Separating fact, fiction of Flight 370


Nearly two weeks ago, Malaysian Airlines flight 370 disappeared with 239 passengers on board.

Information regarding the flights whereabouts has become some of the most sought after daily news. Many different theories and conspiracies have been brought to the public’s eye through various methods of news.

Networks such as CNN have been dedicating hours upon hours to this single issue, endlessly talking about a discussion that has no concrete answer.

It is important that the media focuses their theories based on certainties that have been given rather than headlines that will receive views.

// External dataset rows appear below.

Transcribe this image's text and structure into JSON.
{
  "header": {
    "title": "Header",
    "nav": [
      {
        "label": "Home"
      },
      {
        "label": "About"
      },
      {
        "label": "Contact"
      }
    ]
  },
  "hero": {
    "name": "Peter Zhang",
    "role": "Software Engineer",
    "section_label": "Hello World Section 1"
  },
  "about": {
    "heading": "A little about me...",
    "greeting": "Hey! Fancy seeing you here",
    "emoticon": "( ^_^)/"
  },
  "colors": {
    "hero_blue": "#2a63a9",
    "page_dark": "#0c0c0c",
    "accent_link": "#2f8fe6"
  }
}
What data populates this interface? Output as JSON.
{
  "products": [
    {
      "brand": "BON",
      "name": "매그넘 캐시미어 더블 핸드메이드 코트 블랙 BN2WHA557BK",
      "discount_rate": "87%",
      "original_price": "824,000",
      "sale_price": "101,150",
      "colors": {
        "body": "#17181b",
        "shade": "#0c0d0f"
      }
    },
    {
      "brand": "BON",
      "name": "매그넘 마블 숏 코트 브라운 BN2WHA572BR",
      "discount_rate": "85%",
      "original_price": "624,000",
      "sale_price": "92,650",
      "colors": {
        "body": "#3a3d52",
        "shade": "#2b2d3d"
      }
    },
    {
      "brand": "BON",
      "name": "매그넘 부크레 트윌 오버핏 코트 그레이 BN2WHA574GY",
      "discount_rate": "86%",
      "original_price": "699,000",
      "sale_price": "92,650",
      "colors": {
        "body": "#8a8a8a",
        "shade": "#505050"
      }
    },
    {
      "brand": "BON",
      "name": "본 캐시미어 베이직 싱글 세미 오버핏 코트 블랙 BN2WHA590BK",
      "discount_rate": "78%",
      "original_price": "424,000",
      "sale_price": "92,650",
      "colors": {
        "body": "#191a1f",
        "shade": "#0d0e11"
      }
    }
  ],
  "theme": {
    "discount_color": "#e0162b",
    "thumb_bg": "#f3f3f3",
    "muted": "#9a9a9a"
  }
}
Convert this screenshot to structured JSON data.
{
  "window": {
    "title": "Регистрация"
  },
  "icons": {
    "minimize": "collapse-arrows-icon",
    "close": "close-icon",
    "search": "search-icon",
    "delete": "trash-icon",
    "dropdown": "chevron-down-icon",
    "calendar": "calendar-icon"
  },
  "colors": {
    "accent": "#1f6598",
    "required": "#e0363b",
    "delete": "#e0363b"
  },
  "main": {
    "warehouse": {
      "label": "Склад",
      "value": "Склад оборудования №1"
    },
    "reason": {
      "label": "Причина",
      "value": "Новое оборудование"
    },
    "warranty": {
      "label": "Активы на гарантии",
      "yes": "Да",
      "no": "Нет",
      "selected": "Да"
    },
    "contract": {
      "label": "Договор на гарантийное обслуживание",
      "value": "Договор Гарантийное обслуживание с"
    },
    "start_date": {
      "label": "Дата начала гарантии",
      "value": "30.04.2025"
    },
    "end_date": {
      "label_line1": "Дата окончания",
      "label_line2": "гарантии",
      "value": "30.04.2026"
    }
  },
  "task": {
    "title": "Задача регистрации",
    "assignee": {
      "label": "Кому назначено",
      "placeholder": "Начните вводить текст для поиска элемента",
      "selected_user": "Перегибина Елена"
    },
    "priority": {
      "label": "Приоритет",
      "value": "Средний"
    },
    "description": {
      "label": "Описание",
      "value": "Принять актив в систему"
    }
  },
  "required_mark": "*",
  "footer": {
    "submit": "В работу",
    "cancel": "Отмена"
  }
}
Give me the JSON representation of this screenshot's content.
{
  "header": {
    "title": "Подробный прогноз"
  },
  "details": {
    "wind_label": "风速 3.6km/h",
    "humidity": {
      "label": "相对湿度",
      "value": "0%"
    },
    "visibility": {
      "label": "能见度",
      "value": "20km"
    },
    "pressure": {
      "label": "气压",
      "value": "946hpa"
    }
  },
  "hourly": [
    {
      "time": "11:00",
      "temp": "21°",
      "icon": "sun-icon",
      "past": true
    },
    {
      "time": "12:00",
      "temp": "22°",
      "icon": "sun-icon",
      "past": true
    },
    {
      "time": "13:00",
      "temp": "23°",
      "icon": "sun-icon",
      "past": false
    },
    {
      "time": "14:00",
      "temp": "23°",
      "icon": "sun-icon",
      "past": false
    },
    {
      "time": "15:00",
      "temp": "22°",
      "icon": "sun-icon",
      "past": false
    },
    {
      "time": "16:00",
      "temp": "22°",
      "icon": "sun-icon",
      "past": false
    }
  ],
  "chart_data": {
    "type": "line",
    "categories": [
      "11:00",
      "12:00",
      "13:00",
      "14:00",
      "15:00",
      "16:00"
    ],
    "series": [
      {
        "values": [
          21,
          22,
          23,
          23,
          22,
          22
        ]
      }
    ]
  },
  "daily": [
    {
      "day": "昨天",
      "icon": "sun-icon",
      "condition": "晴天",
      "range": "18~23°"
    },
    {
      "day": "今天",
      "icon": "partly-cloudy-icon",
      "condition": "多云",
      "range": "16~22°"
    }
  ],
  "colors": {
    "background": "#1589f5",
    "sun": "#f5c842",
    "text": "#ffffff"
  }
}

The fact that there is no definitive answer yet on where the plane is located gives journalists the opportunity to write stories they know will garner attention. Rather than pushing their readers to known truths, many are spreading conspiracies that often times have no basis.

While I understand those in the media are under heavy pressure to entice readers to their page, spreading fictional work is not the way to go about it.

People are drawn to abnormal headlines as they want to be apart of something that has never happened before. There are many people who are hoping the disappearance of the plane is a conspiracy, as numerous stories would come from it.

While nobody truly knows where this flight is, I hope news networks and journalists alike stop pushing their own personal agendas. It is tedious to watch analysts argue about something they know very little accurate information about.